Posted Friday 19 July 2019
Adam, what made you decide to start writing for younger readers?
I just had an idea for a novel narrated by a young boy who's mother has a breakdown due to a traumatic incident in her past. It was my agent who decided that it was a novel for children, which was fine by me. HarperCollins then asked me to write three books for this age group, so here I am.
How do you describe your readers without using an age range that might exclude those at either end of the range?
I say that readers from nine up will enjoy it. I've had letters from all age groups, including adult readers.
How did you come up with your protagonist, Cymbeline Igloo?
I think he came up with me. He's very persistent. He won't leave me alone.
What's the most gratifying response to your recent work?
I love the pictures, articles and movie trailers that children have made based on Boy Underwater. At a recent school visit I met a child who loves books. He's very dyslexic however and previously had only ever experienced audio books. Reading is very hard for him and no book had motivated him to get through to the end. Boy Underwater was the first book he ever read and he is now reading You Won't Believe This.

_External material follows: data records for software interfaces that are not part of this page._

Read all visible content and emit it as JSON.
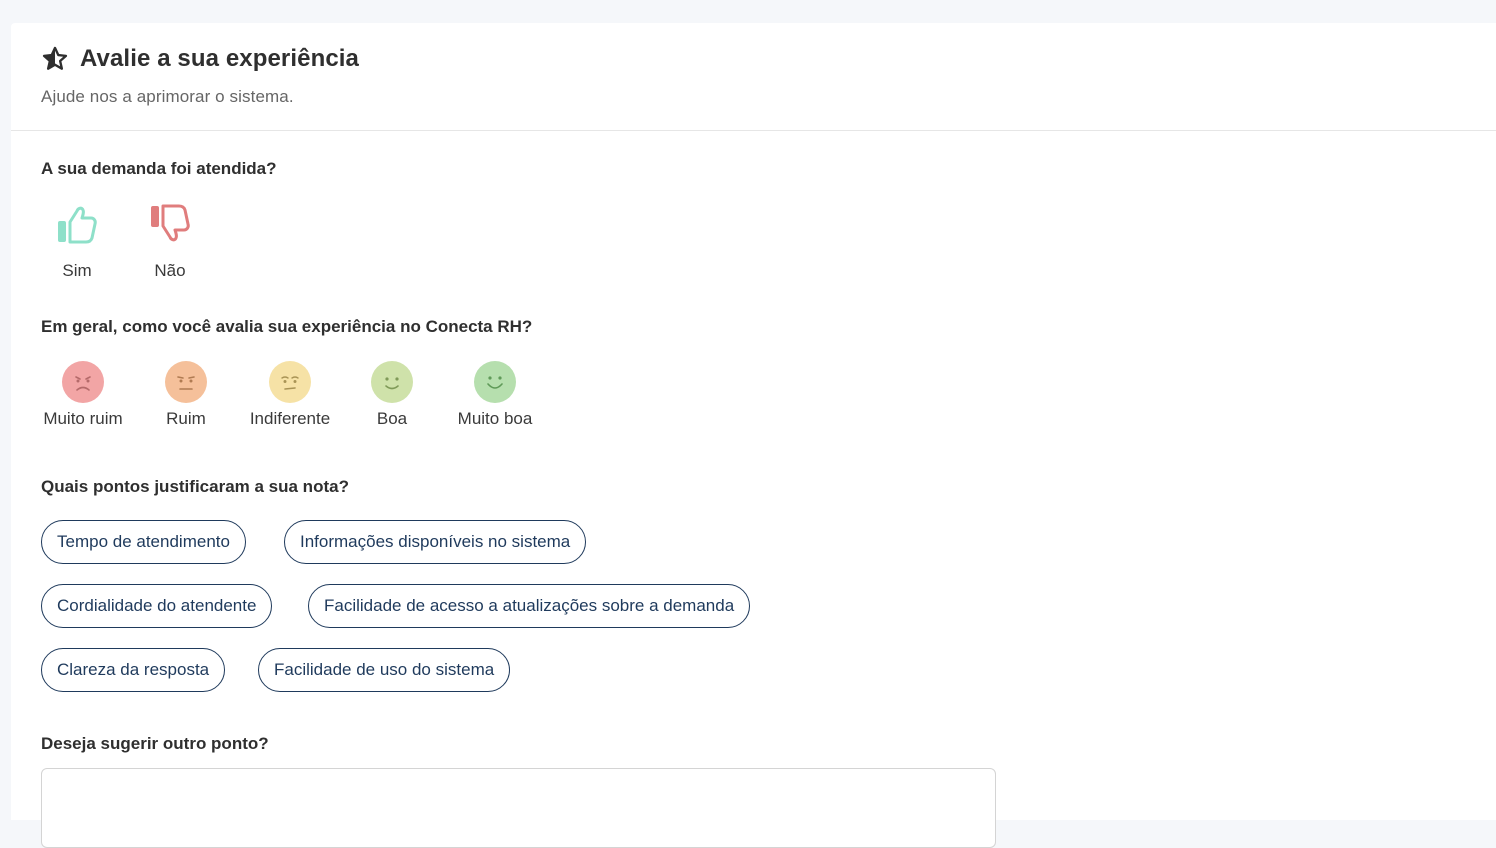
{
  "header": {
    "title": "Avalie a sua experiência",
    "subtitle": "Ajude nos a aprimorar o sistema."
  },
  "q1": {
    "label": "A sua demanda foi atendida?",
    "options": [
      {
        "label": "Sim",
        "icon": "thumbs-up-icon",
        "color": "#8ee0c9"
      },
      {
        "label": "Não",
        "icon": "thumbs-down-icon",
        "color": "#e07d7d"
      }
    ]
  },
  "q2": {
    "label": "Em geral, como você avalia sua experiência no Conecta RH?",
    "options": [
      {
        "label": "Muito ruim",
        "icon": "very-bad-face-icon",
        "color": "#f2a5a5"
      },
      {
        "label": "Ruim",
        "icon": "bad-face-icon",
        "color": "#f5c09a"
      },
      {
        "label": "Indiferente",
        "icon": "neutral-face-icon",
        "color": "#f6e2a6"
      },
      {
        "label": "Boa",
        "icon": "good-face-icon",
        "color": "#cfe2aa"
      },
      {
        "label": "Muito boa",
        "icon": "very-good-face-icon",
        "color": "#b6dfae"
      }
    ]
  },
  "q3": {
    "label": "Quais pontos justificaram a sua nota?",
    "chips": [
      "Tempo de atendimento",
      "Informações disponíveis no sistema",
      "Cordialidade do atendente",
      "Facilidade de acesso a atualizações sobre a demanda",
      "Clareza da resposta",
      "Facilidade de uso do sistema"
    ]
  },
  "q4": {
    "label": "Deseja sugerir outro ponto?",
    "value": ""
  }
}
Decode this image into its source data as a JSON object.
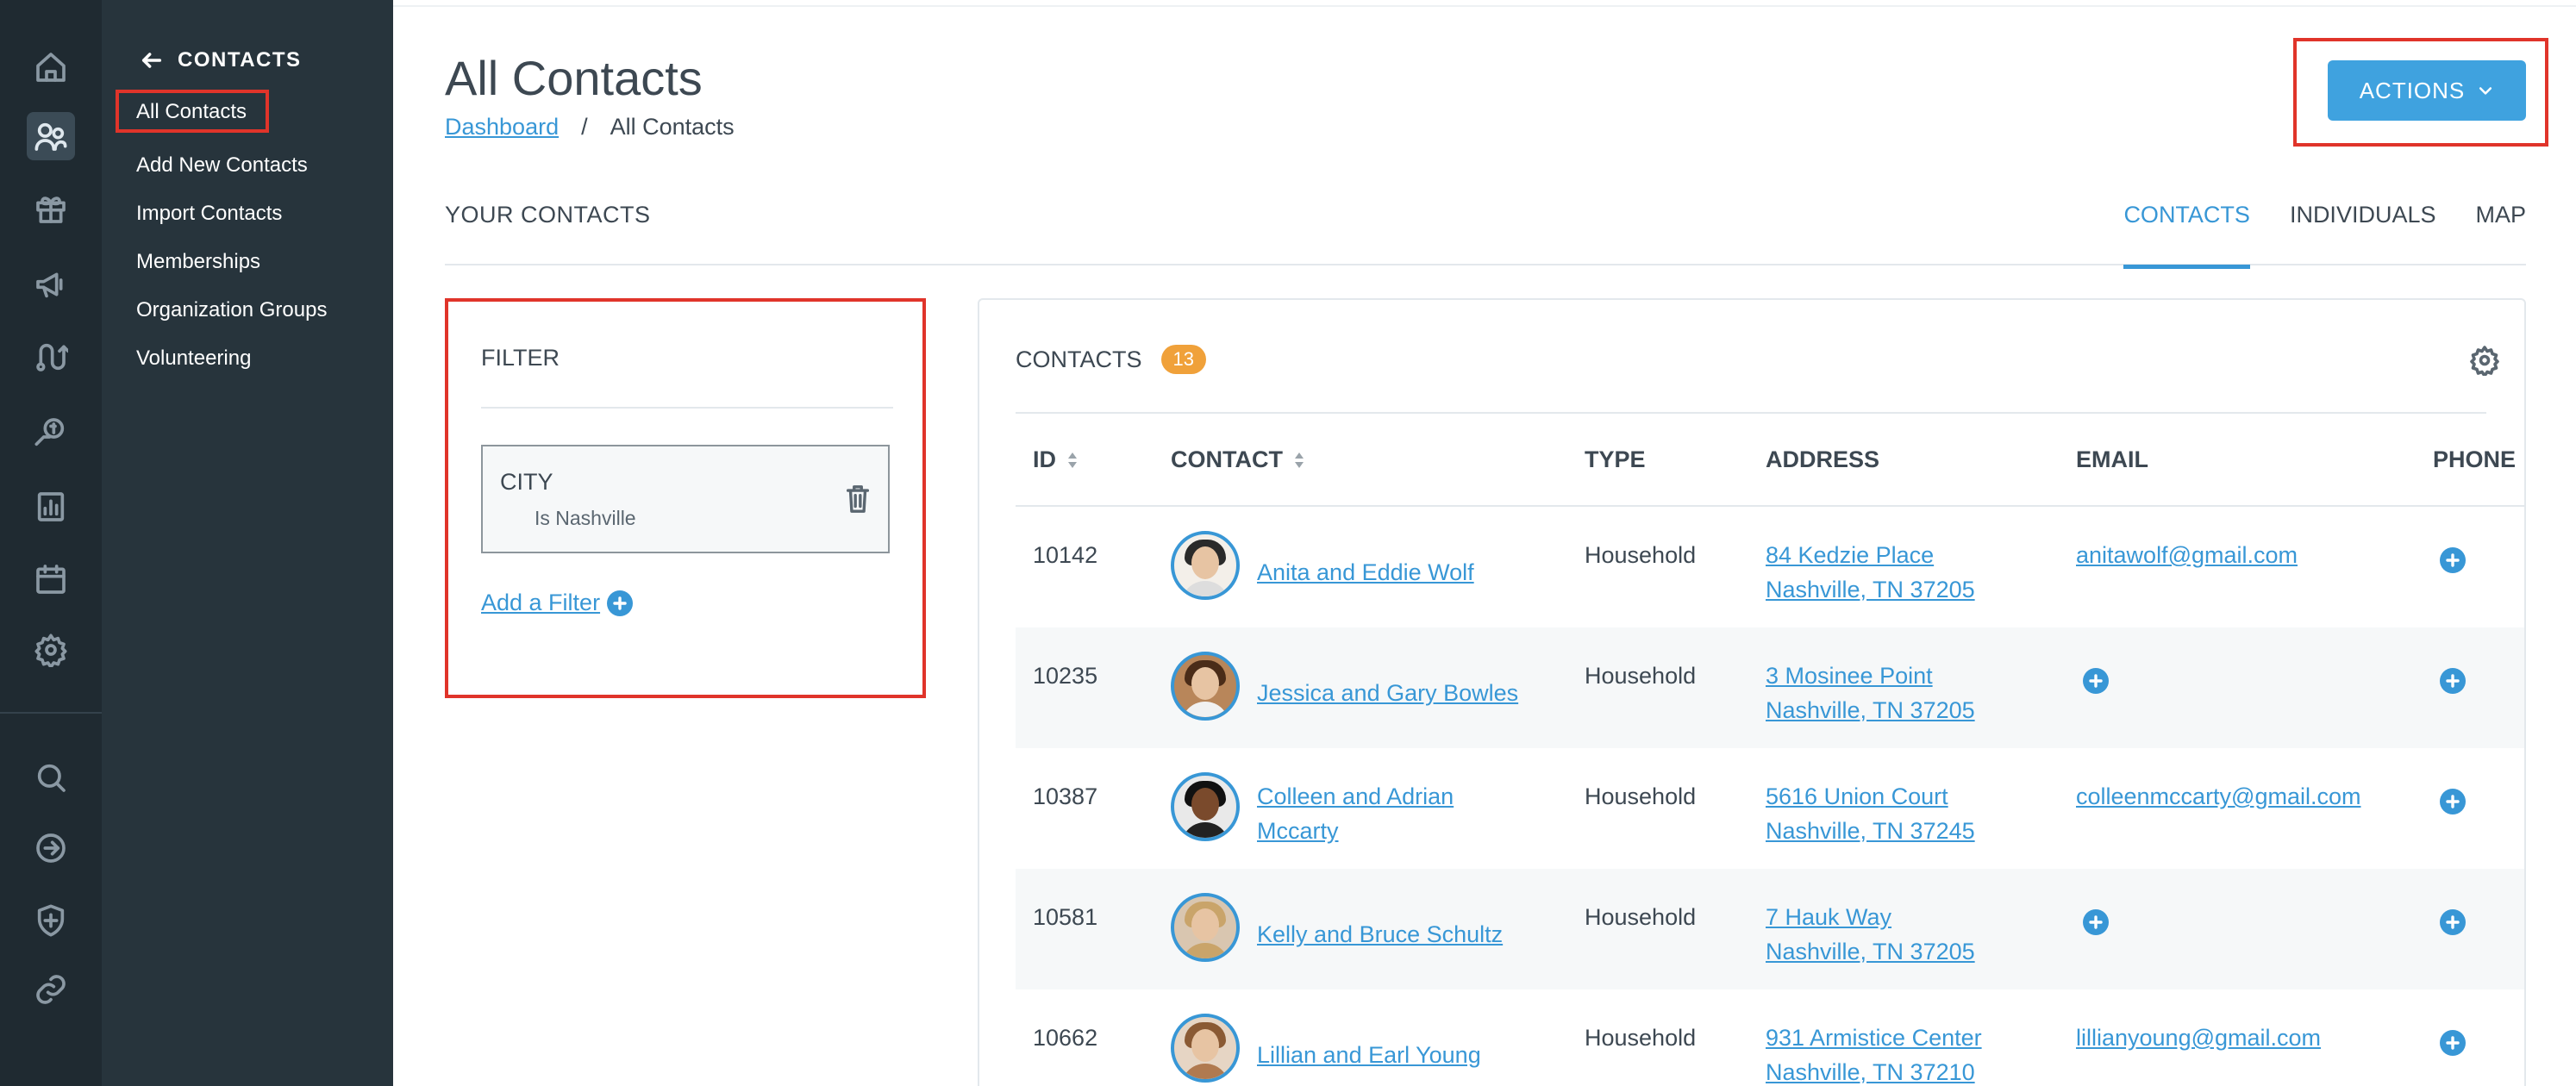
{
  "rail": {
    "icons": [
      "home-icon",
      "contacts-icon",
      "gift-icon",
      "megaphone-icon",
      "route-icon",
      "donation-icon",
      "reports-icon",
      "calendar-icon",
      "settings-icon",
      "search-icon",
      "login-icon",
      "shield-plus-icon",
      "link-icon"
    ],
    "active": "contacts-icon"
  },
  "subnav": {
    "heading": "CONTACTS",
    "items": [
      "All Contacts",
      "Add New Contacts",
      "Import Contacts",
      "Memberships",
      "Organization Groups",
      "Volunteering"
    ],
    "selected": "All Contacts"
  },
  "header": {
    "title": "All Contacts",
    "breadcrumb_link": "Dashboard",
    "breadcrumb_sep": "/",
    "breadcrumb_current": "All Contacts",
    "actions_label": "ACTIONS"
  },
  "section": {
    "label": "YOUR CONTACTS",
    "tabs": [
      "CONTACTS",
      "INDIVIDUALS",
      "MAP"
    ],
    "active_tab": "CONTACTS"
  },
  "filter": {
    "title": "FILTER",
    "field": "CITY",
    "condition": "Is Nashville",
    "add_label": "Add a Filter"
  },
  "contacts": {
    "title": "CONTACTS",
    "count": "13",
    "columns": [
      "ID",
      "CONTACT",
      "TYPE",
      "ADDRESS",
      "EMAIL",
      "PHONE"
    ],
    "rows": [
      {
        "id": "10142",
        "name_line1": "Anita and Eddie Wolf",
        "name_line2": "",
        "type": "Household",
        "addr1": "84 Kedzie Place",
        "addr2": "Nashville, TN 37205",
        "email": "anitawolf@gmail.com"
      },
      {
        "id": "10235",
        "name_line1": "Jessica and Gary Bowles",
        "name_line2": "",
        "type": "Household",
        "addr1": "3 Mosinee Point",
        "addr2": "Nashville, TN 37205",
        "email": ""
      },
      {
        "id": "10387",
        "name_line1": "Colleen and Adrian",
        "name_line2": "Mccarty",
        "type": "Household",
        "addr1": "5616 Union Court",
        "addr2": "Nashville, TN 37245",
        "email": "colleenmccarty@gmail.com"
      },
      {
        "id": "10581",
        "name_line1": "Kelly and Bruce Schultz",
        "name_line2": "",
        "type": "Household",
        "addr1": "7 Hauk Way",
        "addr2": "Nashville, TN 37205",
        "email": ""
      },
      {
        "id": "10662",
        "name_line1": "Lillian and Earl Young",
        "name_line2": "",
        "type": "Household",
        "addr1": "931 Armistice Center",
        "addr2": "Nashville, TN 37210",
        "email": "lillianyoung@gmail.com"
      }
    ]
  },
  "colors": {
    "accent": "#3897d6",
    "highlight": "#e0342a",
    "badge": "#f0a13a",
    "sidebar": "#27343c",
    "rail": "#1f2a31"
  }
}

Are the strategies used to engage younger readers very different from those you use to engage adults?
Not really. I try to write with dynamism and verve. I love writing in the first person, with a strong voice. I like to blend my ideas into narrative and not to be polemical. Writing for children does offer me a clearer sense of who my readers might be however.
How has working with schools revealed to your which aspects of the work are connecting with readers?
Reading my work aloud to young people has really helped. They don't lie, or pretend to be interested when they are not. They are brutally honest. One writer I was doing an event with recently was asked by a Year 9 student why she was dressed like a six year old. I love that kind of honesty.
Do any principles of crime fiction, in particular, remain valid when writing for children
Certainly. You need to hold the story back and write with a voice that will carry the reader to the end. Processes of action and reflection also apply. You need to drive your story into the physical realm and let your events carry forward your 'meaning'.
Are your own children fair critics of your work?
Yes. I read my work to them and I can tell when they're not interested. My eight year old is brutal.
Is children's fiction taken seriously enough by academia?
Well now. Sales of adult literary fiction are falling. University Humanities departments used to supply our culture with people who maintained a love of reading throughout their lives, and bought books. Universities are not doing this so well any more, which stands in great contrast to schools who are doing an incredible job motivating children to read. Universities should take children's literature seriously because the children who are reading now might just want to study Humanities in the near future. Without children's passion for reading, the Humanities as a subject area would wither.
What's next for you? Are you writing anything else?
Yes. I'm writing my third novel for HarperCollins and waiting for a new contract offer. I also have a short novel for adults that I'm thinking about...